'''

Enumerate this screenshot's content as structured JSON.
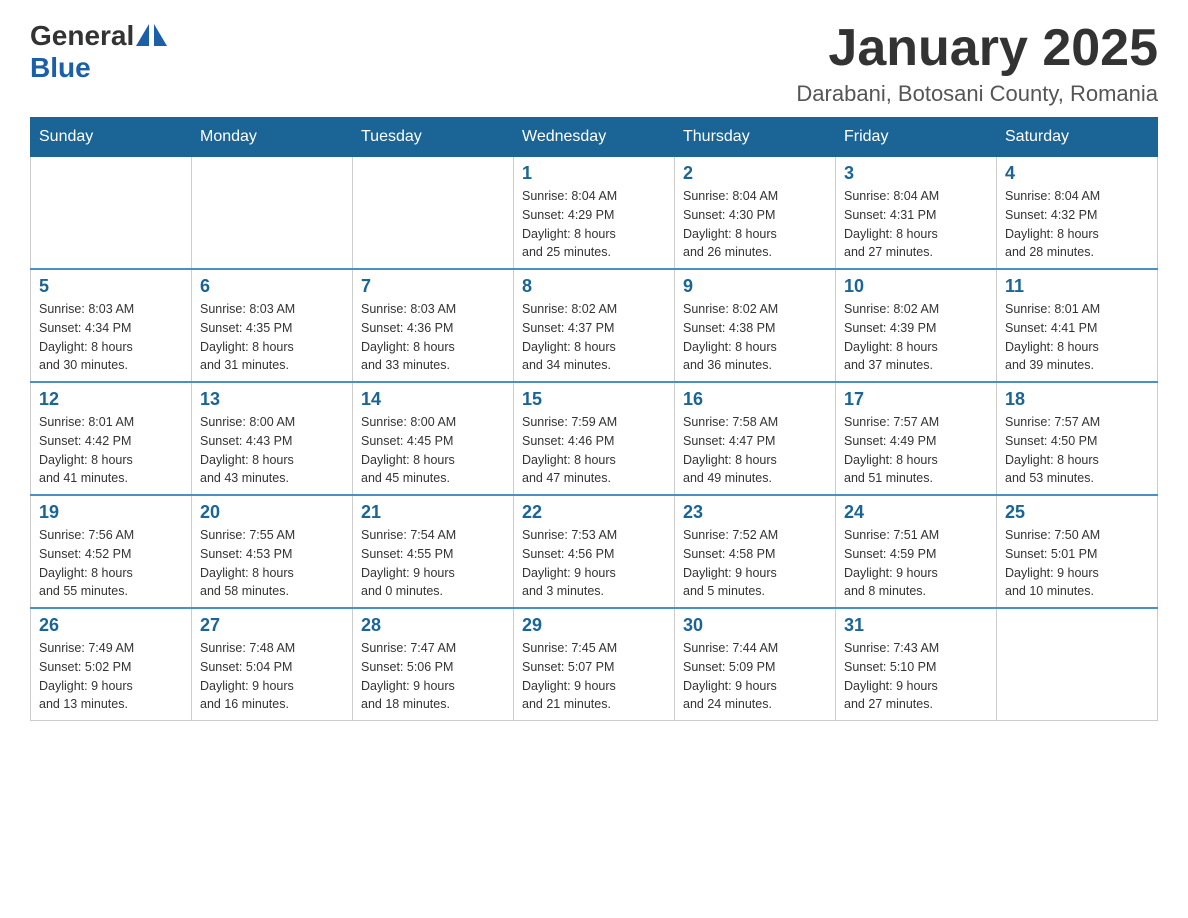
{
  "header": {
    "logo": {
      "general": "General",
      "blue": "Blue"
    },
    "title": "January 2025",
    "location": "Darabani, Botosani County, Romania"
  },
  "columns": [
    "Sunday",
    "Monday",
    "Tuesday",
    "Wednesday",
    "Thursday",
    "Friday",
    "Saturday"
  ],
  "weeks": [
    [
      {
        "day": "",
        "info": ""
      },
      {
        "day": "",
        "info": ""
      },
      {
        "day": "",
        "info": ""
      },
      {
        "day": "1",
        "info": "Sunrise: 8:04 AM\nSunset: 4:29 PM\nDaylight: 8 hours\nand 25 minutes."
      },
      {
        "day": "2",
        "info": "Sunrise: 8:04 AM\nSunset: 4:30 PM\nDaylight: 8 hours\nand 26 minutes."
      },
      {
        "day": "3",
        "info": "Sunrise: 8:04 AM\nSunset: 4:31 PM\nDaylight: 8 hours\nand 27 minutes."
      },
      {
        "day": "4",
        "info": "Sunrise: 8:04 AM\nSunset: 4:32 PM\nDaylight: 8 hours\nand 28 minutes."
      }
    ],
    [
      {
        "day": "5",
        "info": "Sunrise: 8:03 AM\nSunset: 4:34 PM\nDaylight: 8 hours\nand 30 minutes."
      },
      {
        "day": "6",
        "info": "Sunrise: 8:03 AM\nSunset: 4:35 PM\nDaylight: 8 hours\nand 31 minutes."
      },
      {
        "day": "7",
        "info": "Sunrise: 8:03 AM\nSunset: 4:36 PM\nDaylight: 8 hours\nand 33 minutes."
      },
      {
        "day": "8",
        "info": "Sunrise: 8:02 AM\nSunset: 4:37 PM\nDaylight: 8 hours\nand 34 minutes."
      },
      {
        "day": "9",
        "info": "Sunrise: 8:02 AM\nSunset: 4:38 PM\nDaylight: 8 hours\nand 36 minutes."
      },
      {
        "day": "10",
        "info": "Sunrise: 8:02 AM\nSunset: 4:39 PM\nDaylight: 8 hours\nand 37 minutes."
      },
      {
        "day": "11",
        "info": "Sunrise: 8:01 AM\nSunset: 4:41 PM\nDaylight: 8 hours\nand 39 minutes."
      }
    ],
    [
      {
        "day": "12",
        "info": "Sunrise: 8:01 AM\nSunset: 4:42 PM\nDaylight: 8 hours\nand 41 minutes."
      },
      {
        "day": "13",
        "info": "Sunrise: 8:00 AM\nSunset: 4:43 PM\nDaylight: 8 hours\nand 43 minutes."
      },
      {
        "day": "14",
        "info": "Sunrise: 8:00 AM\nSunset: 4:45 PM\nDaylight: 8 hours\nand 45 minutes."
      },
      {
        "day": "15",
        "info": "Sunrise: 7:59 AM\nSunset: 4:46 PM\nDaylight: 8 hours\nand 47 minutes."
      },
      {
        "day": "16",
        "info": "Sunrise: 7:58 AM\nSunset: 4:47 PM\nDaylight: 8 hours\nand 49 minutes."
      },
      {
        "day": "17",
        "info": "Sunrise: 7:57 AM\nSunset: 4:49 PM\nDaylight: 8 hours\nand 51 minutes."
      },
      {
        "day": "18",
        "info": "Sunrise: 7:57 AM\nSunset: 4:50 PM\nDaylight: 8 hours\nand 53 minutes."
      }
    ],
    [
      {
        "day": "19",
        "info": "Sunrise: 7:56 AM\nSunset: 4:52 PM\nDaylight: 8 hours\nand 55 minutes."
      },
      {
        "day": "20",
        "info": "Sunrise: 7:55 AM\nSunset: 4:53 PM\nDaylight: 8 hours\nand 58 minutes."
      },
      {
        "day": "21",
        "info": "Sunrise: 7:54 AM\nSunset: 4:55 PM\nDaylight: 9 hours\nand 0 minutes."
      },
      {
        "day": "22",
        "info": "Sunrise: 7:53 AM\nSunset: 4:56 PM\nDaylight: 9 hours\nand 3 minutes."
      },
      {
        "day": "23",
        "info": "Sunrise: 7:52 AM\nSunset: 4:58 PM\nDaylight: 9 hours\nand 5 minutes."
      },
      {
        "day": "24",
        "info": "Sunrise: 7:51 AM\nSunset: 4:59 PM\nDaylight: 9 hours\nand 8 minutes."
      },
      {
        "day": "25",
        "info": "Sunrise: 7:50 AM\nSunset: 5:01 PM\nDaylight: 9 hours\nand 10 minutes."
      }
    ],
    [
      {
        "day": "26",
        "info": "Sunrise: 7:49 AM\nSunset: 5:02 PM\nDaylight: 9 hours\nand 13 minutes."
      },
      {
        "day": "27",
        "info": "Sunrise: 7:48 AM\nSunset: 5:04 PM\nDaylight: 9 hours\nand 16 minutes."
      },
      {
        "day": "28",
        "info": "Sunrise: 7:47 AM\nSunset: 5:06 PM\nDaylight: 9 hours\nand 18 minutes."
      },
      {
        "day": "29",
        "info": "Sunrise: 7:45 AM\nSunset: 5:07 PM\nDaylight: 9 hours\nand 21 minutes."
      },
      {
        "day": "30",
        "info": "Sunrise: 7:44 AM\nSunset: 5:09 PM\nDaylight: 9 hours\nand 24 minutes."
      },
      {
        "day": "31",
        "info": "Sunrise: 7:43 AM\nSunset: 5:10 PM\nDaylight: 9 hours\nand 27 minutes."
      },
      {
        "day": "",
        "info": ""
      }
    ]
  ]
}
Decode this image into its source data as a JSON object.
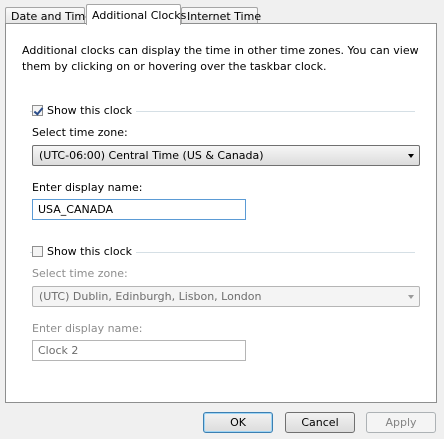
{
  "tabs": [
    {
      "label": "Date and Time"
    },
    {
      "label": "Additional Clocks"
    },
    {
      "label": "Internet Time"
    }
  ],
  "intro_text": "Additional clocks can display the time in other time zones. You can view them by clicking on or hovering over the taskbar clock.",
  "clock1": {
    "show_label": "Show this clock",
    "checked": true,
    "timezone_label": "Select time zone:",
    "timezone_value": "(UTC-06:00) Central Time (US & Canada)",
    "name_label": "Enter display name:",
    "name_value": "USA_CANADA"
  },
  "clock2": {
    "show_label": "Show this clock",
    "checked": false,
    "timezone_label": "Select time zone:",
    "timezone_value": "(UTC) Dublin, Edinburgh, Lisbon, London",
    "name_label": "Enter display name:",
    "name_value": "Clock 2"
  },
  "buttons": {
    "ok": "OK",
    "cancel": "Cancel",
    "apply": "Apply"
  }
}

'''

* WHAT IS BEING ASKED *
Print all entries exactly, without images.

* WRITTEN RESPONSE *
Enumerate this screenshot's content as structured JSON.
{
  "header": {
    "logo": {
      "general": "General",
      "blue": "Blue"
    },
    "title": "January 2025",
    "location": "Darabani, Botosani County, Romania"
  },
  "columns": [
    "Sunday",
    "Monday",
    "Tuesday",
    "Wednesday",
    "Thursday",
    "Friday",
    "Saturday"
  ],
  "weeks": [
    [
      {
        "day": "",
        "info": ""
      },
      {
        "day": "",
        "info": ""
      },
      {
        "day": "",
        "info": ""
      },
      {
        "day": "1",
        "info": "Sunrise: 8:04 AM\nSunset: 4:29 PM\nDaylight: 8 hours\nand 25 minutes."
      },
      {
        "day": "2",
        "info": "Sunrise: 8:04 AM\nSunset: 4:30 PM\nDaylight: 8 hours\nand 26 minutes."
      },
      {
        "day": "3",
        "info": "Sunrise: 8:04 AM\nSunset: 4:31 PM\nDaylight: 8 hours\nand 27 minutes."
      },
      {
        "day": "4",
        "info": "Sunrise: 8:04 AM\nSunset: 4:32 PM\nDaylight: 8 hours\nand 28 minutes."
      }
    ],
    [
      {
        "day": "5",
        "info": "Sunrise: 8:03 AM\nSunset: 4:34 PM\nDaylight: 8 hours\nand 30 minutes."
      },
      {
        "day": "6",
        "info": "Sunrise: 8:03 AM\nSunset: 4:35 PM\nDaylight: 8 hours\nand 31 minutes."
      },
      {
        "day": "7",
        "info": "Sunrise: 8:03 AM\nSunset: 4:36 PM\nDaylight: 8 hours\nand 33 minutes."
      },
      {
        "day": "8",
        "info": "Sunrise: 8:02 AM\nSunset: 4:37 PM\nDaylight: 8 hours\nand 34 minutes."
      },
      {
        "day": "9",
        "info": "Sunrise: 8:02 AM\nSunset: 4:38 PM\nDaylight: 8 hours\nand 36 minutes."
      },
      {
        "day": "10",
        "info": "Sunrise: 8:02 AM\nSunset: 4:39 PM\nDaylight: 8 hours\nand 37 minutes."
      },
      {
        "day": "11",
        "info": "Sunrise: 8:01 AM\nSunset: 4:41 PM\nDaylight: 8 hours\nand 39 minutes."
      }
    ],
    [
      {
        "day": "12",
        "info": "Sunrise: 8:01 AM\nSunset: 4:42 PM\nDaylight: 8 hours\nand 41 minutes."
      },
      {
        "day": "13",
        "info": "Sunrise: 8:00 AM\nSunset: 4:43 PM\nDaylight: 8 hours\nand 43 minutes."
      },
      {
        "day": "14",
        "info": "Sunrise: 8:00 AM\nSunset: 4:45 PM\nDaylight: 8 hours\nand 45 minutes."
      },
      {
        "day": "15",
        "info": "Sunrise: 7:59 AM\nSunset: 4:46 PM\nDaylight: 8 hours\nand 47 minutes."
      },
      {
        "day": "16",
        "info": "Sunrise: 7:58 AM\nSunset: 4:47 PM\nDaylight: 8 hours\nand 49 minutes."
      },
      {
        "day": "17",
        "info": "Sunrise: 7:57 AM\nSunset: 4:49 PM\nDaylight: 8 hours\nand 51 minutes."
      },
      {
        "day": "18",
        "info": "Sunrise: 7:57 AM\nSunset: 4:50 PM\nDaylight: 8 hours\nand 53 minutes."
      }
    ],
    [
      {
        "day": "19",
        "info": "Sunrise: 7:56 AM\nSunset: 4:52 PM\nDaylight: 8 hours\nand 55 minutes."
      },
      {
        "day": "20",
        "info": "Sunrise: 7:55 AM\nSunset: 4:53 PM\nDaylight: 8 hours\nand 58 minutes."
      },
      {
        "day": "21",
        "info": "Sunrise: 7:54 AM\nSunset: 4:55 PM\nDaylight: 9 hours\nand 0 minutes."
      },
      {
        "day": "22",
        "info": "Sunrise: 7:53 AM\nSunset: 4:56 PM\nDaylight: 9 hours\nand 3 minutes."
      },
      {
        "day": "23",
        "info": "Sunrise: 7:52 AM\nSunset: 4:58 PM\nDaylight: 9 hours\nand 5 minutes."
      },
      {
        "day": "24",
        "info": "Sunrise: 7:51 AM\nSunset: 4:59 PM\nDaylight: 9 hours\nand 8 minutes."
      },
      {
        "day": "25",
        "info": "Sunrise: 7:50 AM\nSunset: 5:01 PM\nDaylight: 9 hours\nand 10 minutes."
      }
    ],
    [
      {
        "day": "26",
        "info": "Sunrise: 7:49 AM\nSunset: 5:02 PM\nDaylight: 9 hours\nand 13 minutes."
      },
      {
        "day": "27",
        "info": "Sunrise: 7:48 AM\nSunset: 5:04 PM\nDaylight: 9 hours\nand 16 minutes."
      },
      {
        "day": "28",
        "info": "Sunrise: 7:47 AM\nSunset: 5:06 PM\nDaylight: 9 hours\nand 18 minutes."
      },
      {
        "day": "29",
        "info": "Sunrise: 7:45 AM\nSunset: 5:07 PM\nDaylight: 9 hours\nand 21 minutes."
      },
      {
        "day": "30",
        "info": "Sunrise: 7:44 AM\nSunset: 5:09 PM\nDaylight: 9 hours\nand 24 minutes."
      },
      {
        "day": "31",
        "info": "Sunrise: 7:43 AM\nSunset: 5:10 PM\nDaylight: 9 hours\nand 27 minutes."
      },
      {
        "day": "",
        "info": ""
      }
    ]
  ]
}
Decode this image into its source data as a JSON object.
{
  "tabs": [
    {
      "label": "Date and Time"
    },
    {
      "label": "Additional Clocks"
    },
    {
      "label": "Internet Time"
    }
  ],
  "intro_text": "Additional clocks can display the time in other time zones. You can view them by clicking on or hovering over the taskbar clock.",
  "clock1": {
    "show_label": "Show this clock",
    "checked": true,
    "timezone_label": "Select time zone:",
    "timezone_value": "(UTC-06:00) Central Time (US & Canada)",
    "name_label": "Enter display name:",
    "name_value": "USA_CANADA"
  },
  "clock2": {
    "show_label": "Show this clock",
    "checked": false,
    "timezone_label": "Select time zone:",
    "timezone_value": "(UTC) Dublin, Edinburgh, Lisbon, London",
    "name_label": "Enter display name:",
    "name_value": "Clock 2"
  },
  "buttons": {
    "ok": "OK",
    "cancel": "Cancel",
    "apply": "Apply"
  }
}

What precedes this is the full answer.